* What to produce *
Please state how many lines in the records that follow include "this", with no other output.

* Input data *
————————

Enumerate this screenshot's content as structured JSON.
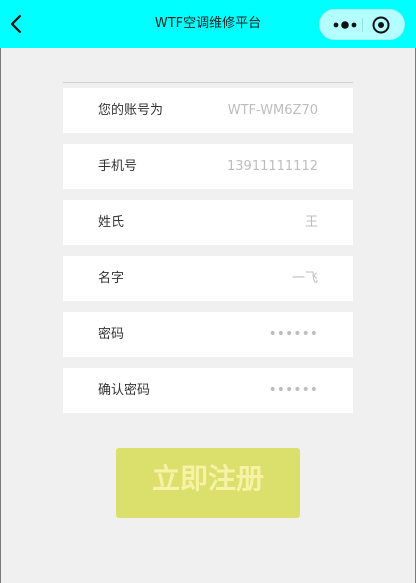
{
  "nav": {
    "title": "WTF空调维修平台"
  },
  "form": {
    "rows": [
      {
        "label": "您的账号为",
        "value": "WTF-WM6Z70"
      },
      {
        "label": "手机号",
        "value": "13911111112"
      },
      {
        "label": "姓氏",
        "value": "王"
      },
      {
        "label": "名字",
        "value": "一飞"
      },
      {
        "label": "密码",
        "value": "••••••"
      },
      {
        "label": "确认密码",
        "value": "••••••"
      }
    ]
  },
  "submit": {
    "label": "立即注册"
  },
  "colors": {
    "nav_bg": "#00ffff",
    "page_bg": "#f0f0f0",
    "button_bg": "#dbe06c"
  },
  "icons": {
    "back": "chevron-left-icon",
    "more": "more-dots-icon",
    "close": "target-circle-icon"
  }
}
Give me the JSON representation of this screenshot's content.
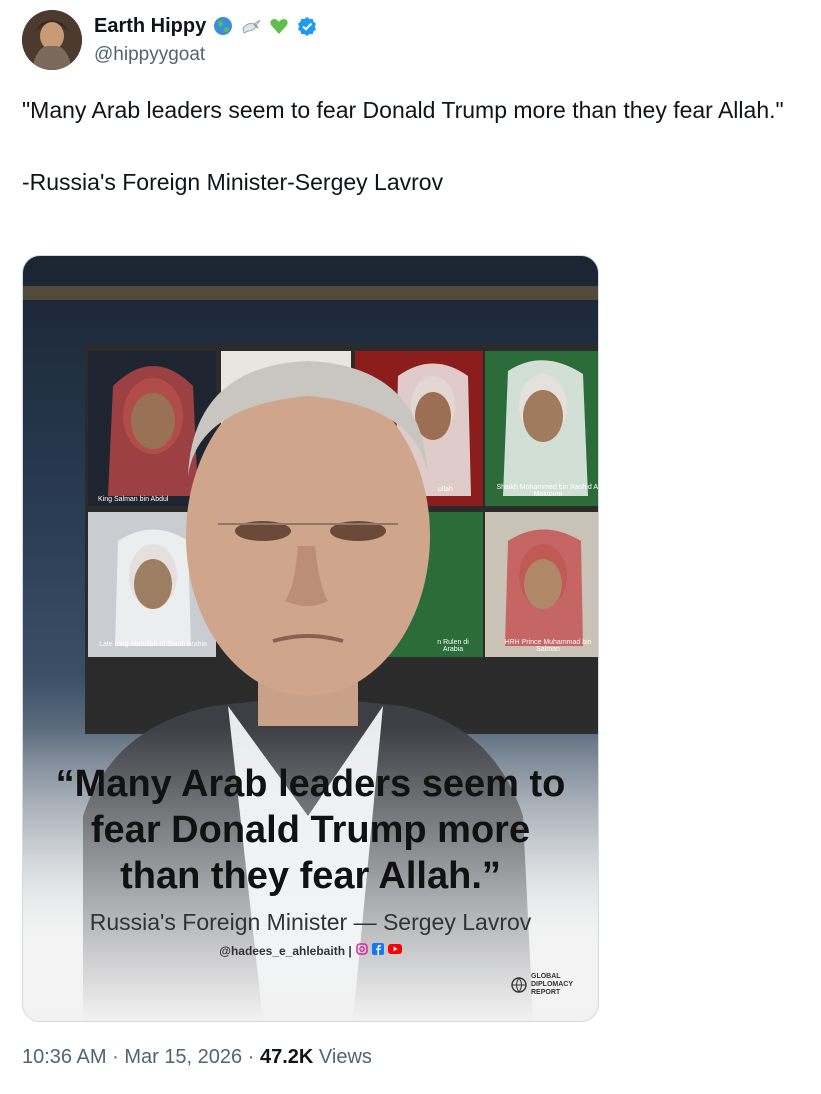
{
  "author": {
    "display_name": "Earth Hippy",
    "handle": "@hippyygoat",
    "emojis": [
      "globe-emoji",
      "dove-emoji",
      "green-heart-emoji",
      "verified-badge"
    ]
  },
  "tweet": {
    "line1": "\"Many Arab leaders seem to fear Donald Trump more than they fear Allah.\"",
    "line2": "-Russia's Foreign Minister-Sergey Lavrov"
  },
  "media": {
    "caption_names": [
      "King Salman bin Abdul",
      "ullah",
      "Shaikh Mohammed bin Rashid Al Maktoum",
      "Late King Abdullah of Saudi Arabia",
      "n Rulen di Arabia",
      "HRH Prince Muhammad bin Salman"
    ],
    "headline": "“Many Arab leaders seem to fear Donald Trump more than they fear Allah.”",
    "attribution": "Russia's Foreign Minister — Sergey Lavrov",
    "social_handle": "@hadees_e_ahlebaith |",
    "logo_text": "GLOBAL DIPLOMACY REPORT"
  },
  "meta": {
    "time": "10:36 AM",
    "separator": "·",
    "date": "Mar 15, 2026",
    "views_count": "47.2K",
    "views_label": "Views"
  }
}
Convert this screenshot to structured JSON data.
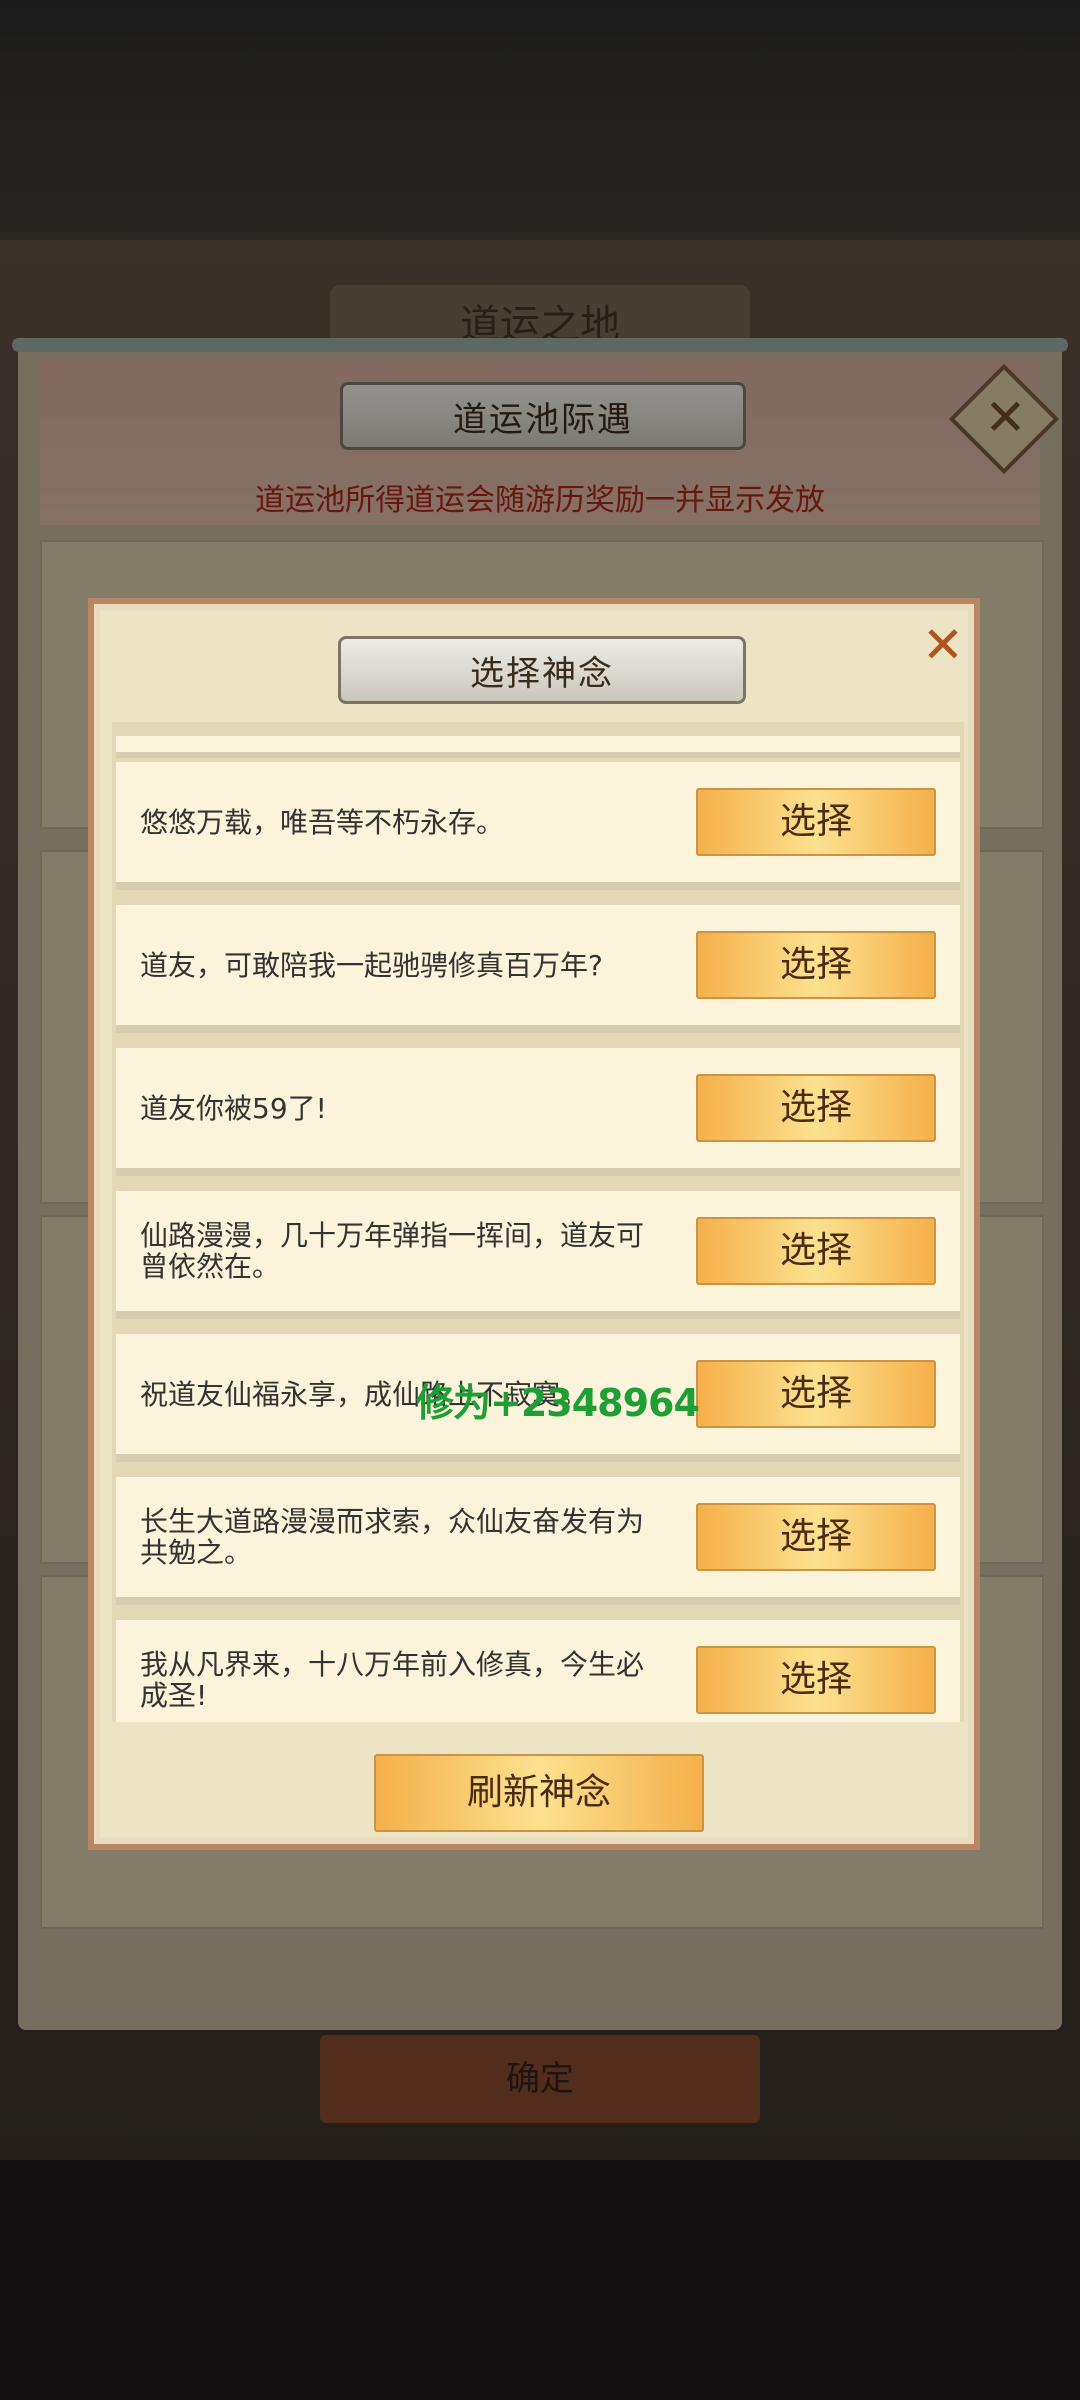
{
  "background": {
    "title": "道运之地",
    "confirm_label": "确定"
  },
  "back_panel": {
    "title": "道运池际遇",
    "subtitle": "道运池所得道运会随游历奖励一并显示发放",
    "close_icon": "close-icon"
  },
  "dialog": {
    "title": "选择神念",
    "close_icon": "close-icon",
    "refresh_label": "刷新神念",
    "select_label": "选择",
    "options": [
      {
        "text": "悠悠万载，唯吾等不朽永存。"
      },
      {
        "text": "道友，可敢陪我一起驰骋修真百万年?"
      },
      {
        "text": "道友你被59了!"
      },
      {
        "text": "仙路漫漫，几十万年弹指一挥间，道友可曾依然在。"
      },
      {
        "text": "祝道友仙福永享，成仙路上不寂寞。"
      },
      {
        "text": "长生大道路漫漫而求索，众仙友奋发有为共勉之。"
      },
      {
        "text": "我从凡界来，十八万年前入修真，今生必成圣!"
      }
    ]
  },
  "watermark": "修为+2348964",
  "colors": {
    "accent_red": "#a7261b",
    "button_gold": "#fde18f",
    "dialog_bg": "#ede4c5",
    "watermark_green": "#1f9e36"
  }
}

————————

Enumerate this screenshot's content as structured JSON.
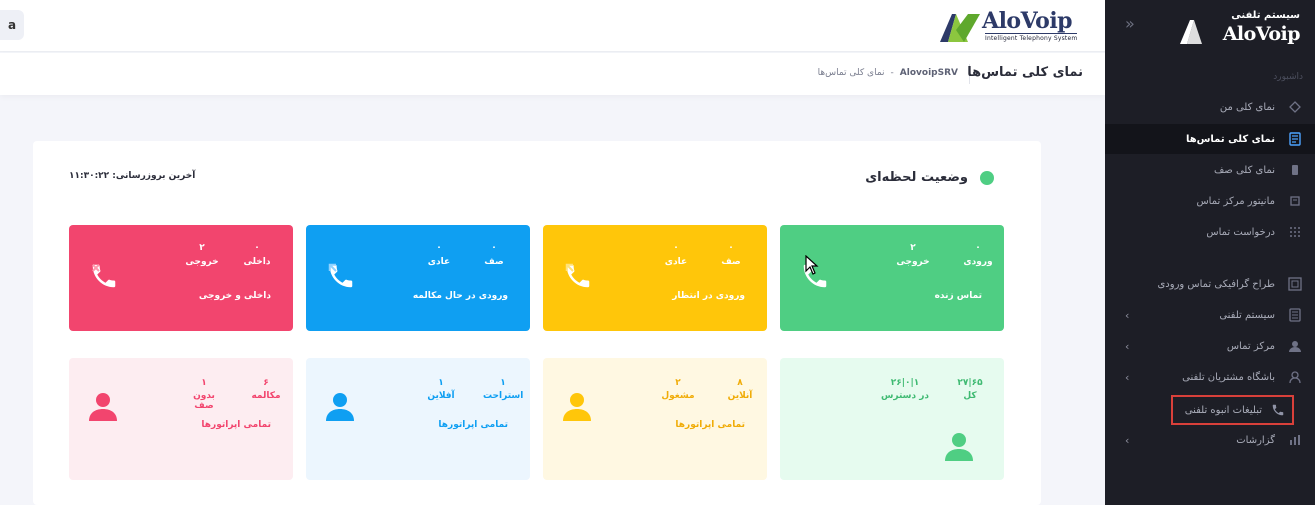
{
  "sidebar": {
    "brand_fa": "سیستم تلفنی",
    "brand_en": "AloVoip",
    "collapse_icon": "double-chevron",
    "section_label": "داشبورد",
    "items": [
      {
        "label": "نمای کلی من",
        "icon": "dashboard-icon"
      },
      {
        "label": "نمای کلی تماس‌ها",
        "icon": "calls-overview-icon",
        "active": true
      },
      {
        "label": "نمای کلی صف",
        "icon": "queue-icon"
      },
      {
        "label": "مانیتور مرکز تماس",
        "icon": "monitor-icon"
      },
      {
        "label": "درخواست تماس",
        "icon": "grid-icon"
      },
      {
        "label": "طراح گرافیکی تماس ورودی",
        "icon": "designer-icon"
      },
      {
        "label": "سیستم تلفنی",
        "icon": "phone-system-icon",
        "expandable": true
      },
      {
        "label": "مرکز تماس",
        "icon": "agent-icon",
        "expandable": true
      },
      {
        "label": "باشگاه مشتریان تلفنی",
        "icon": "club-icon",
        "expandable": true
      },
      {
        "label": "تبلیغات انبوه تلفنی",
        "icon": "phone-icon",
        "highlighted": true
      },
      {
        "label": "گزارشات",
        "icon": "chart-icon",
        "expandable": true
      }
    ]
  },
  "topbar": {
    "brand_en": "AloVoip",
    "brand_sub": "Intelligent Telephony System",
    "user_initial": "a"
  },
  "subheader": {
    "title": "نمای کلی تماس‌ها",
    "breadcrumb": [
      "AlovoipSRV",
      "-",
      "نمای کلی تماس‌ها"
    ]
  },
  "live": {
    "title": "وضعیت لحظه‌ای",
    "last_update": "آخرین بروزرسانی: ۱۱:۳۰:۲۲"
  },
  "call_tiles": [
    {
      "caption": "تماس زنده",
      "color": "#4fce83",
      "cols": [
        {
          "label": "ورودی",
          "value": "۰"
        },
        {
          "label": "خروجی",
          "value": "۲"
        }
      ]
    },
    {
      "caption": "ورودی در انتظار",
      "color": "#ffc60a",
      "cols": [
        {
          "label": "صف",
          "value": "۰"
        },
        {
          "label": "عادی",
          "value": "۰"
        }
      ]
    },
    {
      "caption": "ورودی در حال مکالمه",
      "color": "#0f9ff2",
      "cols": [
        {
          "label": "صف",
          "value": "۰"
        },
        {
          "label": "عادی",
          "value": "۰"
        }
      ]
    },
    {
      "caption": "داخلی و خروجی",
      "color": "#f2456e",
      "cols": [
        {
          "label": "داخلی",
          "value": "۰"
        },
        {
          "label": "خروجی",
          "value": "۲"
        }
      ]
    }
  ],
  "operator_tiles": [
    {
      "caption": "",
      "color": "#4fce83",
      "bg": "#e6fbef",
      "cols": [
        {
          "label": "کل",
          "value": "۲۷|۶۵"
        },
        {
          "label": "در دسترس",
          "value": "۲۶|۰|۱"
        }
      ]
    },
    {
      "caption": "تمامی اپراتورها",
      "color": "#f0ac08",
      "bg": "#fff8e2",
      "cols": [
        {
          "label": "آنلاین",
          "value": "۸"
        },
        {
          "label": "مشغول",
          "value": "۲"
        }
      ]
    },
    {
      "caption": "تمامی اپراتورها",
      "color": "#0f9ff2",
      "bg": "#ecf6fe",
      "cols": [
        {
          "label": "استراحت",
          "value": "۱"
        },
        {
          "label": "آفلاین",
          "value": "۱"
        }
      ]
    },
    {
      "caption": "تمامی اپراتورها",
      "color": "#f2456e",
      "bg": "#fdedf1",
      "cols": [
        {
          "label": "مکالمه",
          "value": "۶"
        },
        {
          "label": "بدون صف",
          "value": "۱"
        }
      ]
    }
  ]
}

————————

* Final answer *
4